Although Zambia is a member of COMESA and is a signatory to the Kinshasa Seed Harmonisation Agreement that was born two months ago, it does not accept genetically modified foods as of March 2004 for health reasons.
In the Kinshasa accord, COMESA member states agreed to the harmonisation of seed laws, policies and procedures.
And ACTESA, the implementing arm for agriculture in COMESA, last Friday signed a memorandum of understanding (MoU) with an agro dealers association aimed at improving seed supply and sharing best practices in the region.
GM potato to reduce agrochemicals
- SainsburyLab, YouTube, June 7, 2010
A field trial of GM potatoes is being planted to test whether genes from wild relatives can successfully protect commercial potato varieties from late blight -- the disease that caused the Irish potato famine -- without the need to spray fungicides.
British farmers spray on average 15 times a year to protect against potato late blight.
"We have isolated genes from two different wild potato species that confer blight resistance," said Professor Jonathan Jones from the Sainsbury Laboratory on Norwich Research Park. "Similar genes are found in all plants, and we are now testing whether these ones work in a field environment to protect a commercial potato variety, Desiree, against this destructive potato disease."

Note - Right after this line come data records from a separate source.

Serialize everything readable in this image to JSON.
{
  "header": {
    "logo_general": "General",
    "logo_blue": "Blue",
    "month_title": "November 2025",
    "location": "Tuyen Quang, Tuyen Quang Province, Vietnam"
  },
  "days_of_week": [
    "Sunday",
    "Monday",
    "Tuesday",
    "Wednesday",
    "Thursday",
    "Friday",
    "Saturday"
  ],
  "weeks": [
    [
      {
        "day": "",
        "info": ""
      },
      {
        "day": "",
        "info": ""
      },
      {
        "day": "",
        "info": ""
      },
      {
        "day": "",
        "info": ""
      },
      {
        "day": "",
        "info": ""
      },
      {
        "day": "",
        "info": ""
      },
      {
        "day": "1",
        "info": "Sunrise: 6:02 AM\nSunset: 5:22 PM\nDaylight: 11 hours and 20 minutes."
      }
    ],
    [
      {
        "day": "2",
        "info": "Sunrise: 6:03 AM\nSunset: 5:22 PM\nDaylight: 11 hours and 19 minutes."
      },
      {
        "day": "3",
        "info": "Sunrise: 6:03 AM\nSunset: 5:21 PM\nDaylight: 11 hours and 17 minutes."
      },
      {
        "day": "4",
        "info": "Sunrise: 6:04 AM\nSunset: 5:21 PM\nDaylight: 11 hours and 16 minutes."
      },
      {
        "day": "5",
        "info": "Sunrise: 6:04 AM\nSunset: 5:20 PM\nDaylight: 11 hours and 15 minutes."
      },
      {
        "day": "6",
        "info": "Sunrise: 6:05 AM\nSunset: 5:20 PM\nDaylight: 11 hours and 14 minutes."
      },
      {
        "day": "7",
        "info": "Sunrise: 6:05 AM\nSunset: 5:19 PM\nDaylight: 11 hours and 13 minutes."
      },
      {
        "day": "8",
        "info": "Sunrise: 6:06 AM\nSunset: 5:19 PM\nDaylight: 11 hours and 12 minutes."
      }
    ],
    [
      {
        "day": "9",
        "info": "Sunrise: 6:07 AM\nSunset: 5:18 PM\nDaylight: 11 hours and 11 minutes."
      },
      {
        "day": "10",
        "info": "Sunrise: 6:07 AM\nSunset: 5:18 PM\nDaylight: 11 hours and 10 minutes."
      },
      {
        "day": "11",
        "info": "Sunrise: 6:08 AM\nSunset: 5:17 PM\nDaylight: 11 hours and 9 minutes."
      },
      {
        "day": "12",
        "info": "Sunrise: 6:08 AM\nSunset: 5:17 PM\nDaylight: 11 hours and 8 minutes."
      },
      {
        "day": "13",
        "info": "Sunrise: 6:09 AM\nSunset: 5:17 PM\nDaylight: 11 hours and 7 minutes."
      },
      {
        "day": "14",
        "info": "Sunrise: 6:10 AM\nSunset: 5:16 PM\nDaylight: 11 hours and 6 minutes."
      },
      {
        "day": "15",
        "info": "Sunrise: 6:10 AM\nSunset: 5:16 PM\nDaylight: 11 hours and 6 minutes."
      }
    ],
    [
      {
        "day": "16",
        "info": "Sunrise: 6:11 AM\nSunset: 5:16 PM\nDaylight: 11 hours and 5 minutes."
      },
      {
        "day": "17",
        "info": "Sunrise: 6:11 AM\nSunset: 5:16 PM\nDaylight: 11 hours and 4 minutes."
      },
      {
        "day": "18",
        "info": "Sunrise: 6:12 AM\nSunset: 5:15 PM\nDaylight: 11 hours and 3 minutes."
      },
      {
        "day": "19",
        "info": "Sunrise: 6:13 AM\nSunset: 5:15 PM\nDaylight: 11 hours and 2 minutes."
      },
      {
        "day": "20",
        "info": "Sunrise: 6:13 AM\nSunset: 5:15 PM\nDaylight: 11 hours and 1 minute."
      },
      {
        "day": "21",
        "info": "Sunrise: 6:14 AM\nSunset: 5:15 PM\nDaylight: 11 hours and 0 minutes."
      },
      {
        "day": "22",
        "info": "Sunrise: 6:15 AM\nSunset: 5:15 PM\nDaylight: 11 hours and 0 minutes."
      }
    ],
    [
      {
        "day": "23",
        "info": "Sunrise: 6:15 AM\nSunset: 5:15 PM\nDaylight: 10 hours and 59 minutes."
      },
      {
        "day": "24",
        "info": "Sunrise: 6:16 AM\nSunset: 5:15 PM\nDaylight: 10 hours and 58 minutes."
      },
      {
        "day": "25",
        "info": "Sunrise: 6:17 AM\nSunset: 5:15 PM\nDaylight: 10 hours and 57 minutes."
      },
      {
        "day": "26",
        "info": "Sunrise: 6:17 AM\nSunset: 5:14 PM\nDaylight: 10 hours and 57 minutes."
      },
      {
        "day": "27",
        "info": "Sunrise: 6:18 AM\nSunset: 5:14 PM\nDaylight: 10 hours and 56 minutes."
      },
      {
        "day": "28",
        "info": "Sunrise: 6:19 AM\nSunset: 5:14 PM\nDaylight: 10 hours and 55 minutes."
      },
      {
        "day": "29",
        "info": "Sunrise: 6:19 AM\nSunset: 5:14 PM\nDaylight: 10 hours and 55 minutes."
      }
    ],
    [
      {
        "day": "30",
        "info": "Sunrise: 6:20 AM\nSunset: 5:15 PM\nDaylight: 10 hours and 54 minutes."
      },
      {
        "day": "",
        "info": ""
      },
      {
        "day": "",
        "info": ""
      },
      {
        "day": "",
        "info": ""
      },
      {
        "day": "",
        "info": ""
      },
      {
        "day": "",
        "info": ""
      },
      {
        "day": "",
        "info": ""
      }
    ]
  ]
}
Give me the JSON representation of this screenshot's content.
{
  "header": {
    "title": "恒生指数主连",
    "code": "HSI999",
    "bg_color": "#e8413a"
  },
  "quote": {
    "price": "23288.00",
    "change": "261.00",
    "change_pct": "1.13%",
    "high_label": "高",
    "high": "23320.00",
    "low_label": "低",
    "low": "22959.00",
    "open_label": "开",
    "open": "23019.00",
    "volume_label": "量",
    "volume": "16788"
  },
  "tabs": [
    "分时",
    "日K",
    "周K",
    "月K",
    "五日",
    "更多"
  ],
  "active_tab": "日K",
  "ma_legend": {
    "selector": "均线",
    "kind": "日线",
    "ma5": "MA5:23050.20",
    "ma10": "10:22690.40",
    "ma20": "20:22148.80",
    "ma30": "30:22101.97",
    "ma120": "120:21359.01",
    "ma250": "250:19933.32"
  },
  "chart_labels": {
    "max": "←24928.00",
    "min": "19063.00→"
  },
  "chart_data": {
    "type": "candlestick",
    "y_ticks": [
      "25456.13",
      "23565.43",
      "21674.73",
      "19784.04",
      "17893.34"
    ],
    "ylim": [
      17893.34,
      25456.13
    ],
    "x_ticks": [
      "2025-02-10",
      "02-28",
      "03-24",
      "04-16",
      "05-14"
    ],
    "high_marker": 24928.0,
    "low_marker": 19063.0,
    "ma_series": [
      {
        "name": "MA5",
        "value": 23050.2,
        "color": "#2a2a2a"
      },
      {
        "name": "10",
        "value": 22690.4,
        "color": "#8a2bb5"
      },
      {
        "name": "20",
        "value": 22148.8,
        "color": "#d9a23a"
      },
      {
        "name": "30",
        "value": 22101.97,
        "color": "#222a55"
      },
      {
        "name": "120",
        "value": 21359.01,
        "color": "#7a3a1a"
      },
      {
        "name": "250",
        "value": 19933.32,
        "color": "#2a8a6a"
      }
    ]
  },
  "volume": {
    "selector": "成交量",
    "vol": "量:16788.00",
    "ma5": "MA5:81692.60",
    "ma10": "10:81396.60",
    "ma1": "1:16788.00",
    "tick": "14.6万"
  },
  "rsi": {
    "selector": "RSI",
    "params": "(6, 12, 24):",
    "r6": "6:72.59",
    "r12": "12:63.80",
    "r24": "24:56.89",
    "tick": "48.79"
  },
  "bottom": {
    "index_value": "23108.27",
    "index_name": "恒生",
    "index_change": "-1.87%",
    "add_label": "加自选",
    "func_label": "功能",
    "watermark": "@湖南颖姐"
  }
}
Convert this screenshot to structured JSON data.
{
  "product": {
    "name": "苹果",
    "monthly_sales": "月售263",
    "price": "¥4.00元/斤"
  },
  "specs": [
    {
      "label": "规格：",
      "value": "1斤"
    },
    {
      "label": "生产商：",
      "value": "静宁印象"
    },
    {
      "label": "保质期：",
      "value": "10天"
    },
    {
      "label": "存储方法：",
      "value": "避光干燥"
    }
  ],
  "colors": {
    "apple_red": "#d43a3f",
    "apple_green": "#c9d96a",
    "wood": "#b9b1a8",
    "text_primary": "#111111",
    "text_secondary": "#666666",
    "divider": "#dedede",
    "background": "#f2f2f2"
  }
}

Cultivated potatoes originate from South America, and scientists have been screening species from this region to identify genes that give the plants resistance to late blight. They identified two genes and have grown two separate lines of potato to test each gene. The two sets of plants are now ready to be planted out to see if the genes work against races of late blight that circulate naturally in the UK.
The wild South American species are inedible and produces tiny tubers, so scientists sieved out just the genes of interest from the 30,000 or so in their genomes.
This video was filmed over a period of a few months to show how the commercial potato variety receives the protective gene.
*Compiled by Andrew Apel. Earlier editions archived at <http://www.agbioworld.org>http://www.agbioworld.org